**DIRECTIONS FOR THIS TASK:** Your reply should hold only the lines from the records below where "heart" occurs.

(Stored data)
+ + + + +

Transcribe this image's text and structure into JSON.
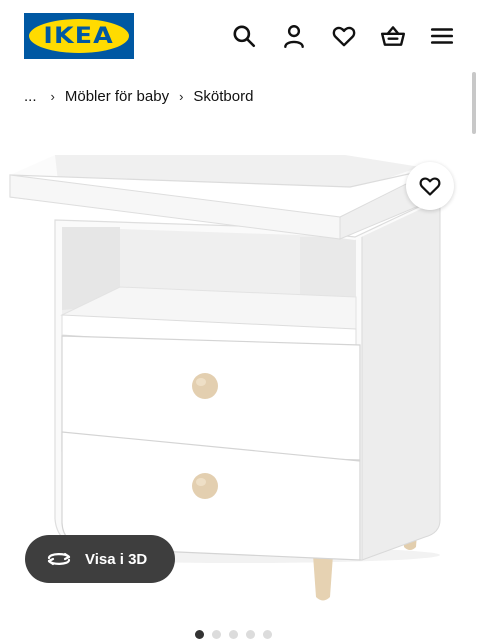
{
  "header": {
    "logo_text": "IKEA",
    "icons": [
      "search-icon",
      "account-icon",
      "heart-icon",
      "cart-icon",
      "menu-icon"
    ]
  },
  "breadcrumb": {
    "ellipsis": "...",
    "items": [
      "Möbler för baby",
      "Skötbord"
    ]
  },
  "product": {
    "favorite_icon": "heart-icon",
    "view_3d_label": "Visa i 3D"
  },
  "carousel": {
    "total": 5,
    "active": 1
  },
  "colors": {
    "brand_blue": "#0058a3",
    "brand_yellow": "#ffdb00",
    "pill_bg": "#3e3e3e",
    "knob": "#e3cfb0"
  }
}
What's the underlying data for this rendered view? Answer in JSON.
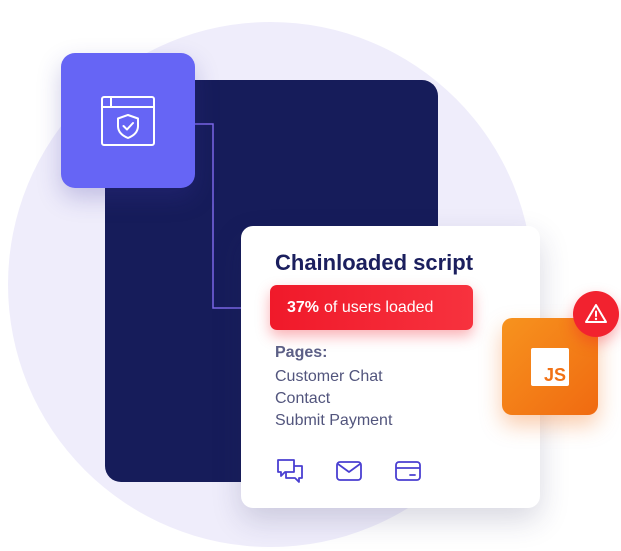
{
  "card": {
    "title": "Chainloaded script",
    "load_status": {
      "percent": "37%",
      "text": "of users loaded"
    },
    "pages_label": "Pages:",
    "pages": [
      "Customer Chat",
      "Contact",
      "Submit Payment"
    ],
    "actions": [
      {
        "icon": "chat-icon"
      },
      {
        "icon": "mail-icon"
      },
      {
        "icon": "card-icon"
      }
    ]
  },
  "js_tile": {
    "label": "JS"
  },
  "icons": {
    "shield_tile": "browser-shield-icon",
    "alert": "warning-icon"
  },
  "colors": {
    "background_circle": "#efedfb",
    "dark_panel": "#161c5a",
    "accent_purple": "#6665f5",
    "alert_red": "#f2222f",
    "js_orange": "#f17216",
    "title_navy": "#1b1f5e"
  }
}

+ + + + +

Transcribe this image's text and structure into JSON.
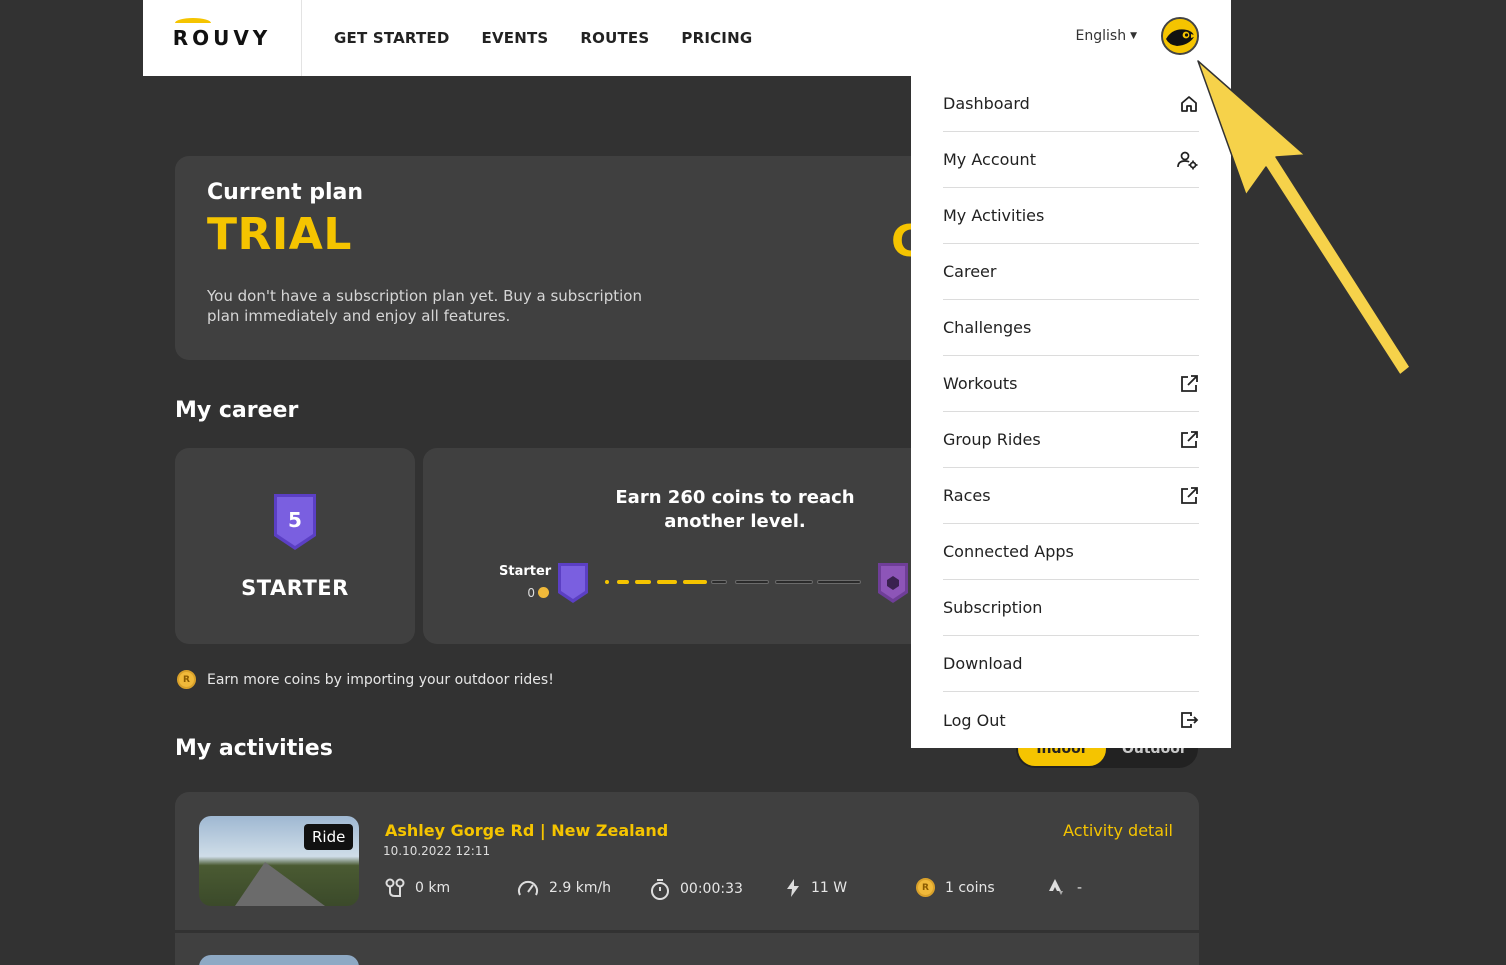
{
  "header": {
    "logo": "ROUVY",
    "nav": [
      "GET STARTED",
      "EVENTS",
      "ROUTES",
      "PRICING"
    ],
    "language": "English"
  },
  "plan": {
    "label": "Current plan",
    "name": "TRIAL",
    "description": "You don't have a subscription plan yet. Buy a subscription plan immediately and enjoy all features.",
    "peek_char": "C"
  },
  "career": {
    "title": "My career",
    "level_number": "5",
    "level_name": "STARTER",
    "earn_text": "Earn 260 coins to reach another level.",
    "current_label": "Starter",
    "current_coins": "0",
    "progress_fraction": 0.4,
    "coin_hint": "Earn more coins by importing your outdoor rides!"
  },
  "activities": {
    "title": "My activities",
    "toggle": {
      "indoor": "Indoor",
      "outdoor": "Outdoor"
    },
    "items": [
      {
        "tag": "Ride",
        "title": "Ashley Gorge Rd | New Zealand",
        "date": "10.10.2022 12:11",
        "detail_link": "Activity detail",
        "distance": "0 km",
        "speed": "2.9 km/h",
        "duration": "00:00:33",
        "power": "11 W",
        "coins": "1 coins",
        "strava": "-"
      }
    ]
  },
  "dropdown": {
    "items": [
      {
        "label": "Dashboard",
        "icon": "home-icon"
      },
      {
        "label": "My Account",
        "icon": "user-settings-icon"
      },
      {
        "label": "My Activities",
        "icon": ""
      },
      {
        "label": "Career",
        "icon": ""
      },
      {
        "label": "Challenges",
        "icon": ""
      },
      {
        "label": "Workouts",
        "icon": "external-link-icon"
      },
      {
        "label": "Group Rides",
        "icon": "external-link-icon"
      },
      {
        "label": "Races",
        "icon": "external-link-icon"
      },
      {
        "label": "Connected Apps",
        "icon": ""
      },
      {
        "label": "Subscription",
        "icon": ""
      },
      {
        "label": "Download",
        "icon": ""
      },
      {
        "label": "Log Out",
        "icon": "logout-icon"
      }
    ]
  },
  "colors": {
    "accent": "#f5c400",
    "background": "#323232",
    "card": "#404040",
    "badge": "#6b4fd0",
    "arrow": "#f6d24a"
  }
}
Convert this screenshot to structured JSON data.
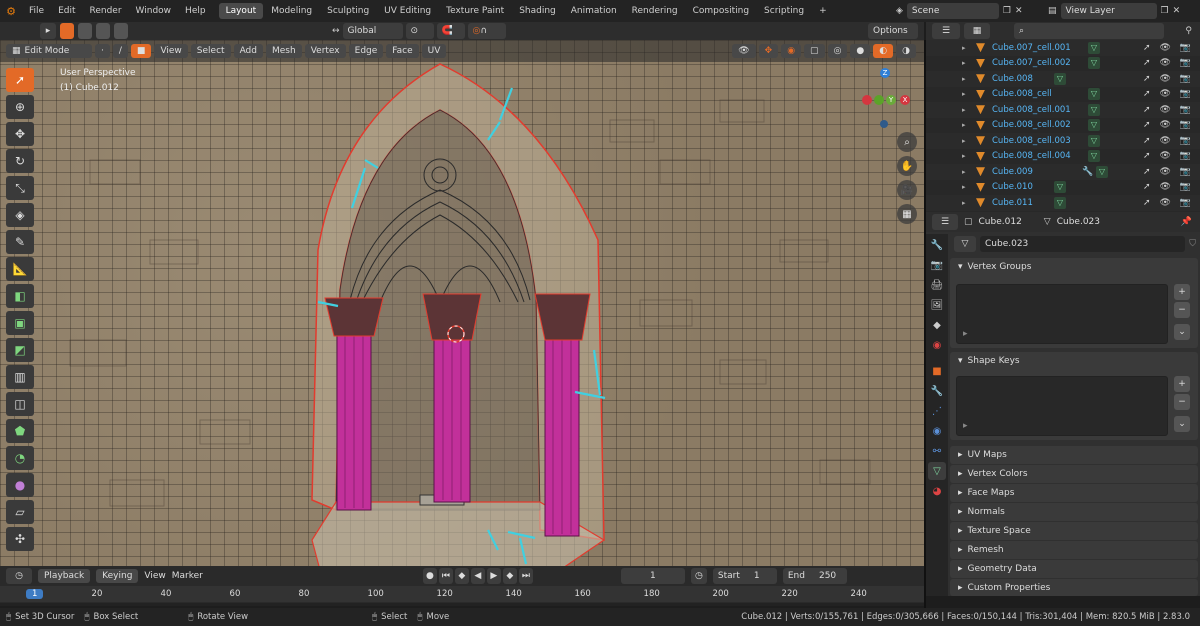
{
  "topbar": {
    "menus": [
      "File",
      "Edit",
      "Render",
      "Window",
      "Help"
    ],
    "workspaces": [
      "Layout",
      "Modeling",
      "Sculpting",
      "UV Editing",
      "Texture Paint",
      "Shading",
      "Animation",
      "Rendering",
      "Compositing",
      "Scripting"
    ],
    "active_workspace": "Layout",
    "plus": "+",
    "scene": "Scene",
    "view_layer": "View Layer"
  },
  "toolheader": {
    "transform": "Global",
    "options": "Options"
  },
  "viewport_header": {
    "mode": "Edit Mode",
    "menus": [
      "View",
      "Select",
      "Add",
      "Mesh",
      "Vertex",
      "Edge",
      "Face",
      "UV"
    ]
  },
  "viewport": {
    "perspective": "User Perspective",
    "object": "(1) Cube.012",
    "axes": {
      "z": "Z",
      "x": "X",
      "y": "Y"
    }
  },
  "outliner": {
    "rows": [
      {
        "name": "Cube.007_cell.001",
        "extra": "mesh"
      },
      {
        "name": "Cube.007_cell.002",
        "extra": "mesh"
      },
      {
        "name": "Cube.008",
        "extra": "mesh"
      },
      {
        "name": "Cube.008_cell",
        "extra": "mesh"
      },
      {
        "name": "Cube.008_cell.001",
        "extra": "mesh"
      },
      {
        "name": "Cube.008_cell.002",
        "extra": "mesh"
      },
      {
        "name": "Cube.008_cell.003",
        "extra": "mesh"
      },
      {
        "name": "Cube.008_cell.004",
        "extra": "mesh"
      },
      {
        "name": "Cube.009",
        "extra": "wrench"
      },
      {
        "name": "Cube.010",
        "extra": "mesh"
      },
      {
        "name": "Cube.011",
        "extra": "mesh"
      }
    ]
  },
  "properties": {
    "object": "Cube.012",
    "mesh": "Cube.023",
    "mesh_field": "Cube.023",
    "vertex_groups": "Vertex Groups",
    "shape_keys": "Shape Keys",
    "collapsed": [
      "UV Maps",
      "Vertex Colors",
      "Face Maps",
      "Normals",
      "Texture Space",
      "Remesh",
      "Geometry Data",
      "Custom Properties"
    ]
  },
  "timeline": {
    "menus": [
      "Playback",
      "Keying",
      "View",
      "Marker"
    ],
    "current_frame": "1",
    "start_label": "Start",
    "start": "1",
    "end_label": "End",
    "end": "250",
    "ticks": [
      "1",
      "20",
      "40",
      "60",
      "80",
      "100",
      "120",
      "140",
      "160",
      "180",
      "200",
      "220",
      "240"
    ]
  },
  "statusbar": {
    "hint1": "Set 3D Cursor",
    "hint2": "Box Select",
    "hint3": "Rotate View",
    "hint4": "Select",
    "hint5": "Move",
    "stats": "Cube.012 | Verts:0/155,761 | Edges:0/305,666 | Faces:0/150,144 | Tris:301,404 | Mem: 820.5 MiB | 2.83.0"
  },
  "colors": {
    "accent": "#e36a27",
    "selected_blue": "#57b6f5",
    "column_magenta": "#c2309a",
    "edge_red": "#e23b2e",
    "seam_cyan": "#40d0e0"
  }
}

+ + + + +

**TASK SOLUTION:**
      "heart-icon",
    "favorite_icon": "heart-icon",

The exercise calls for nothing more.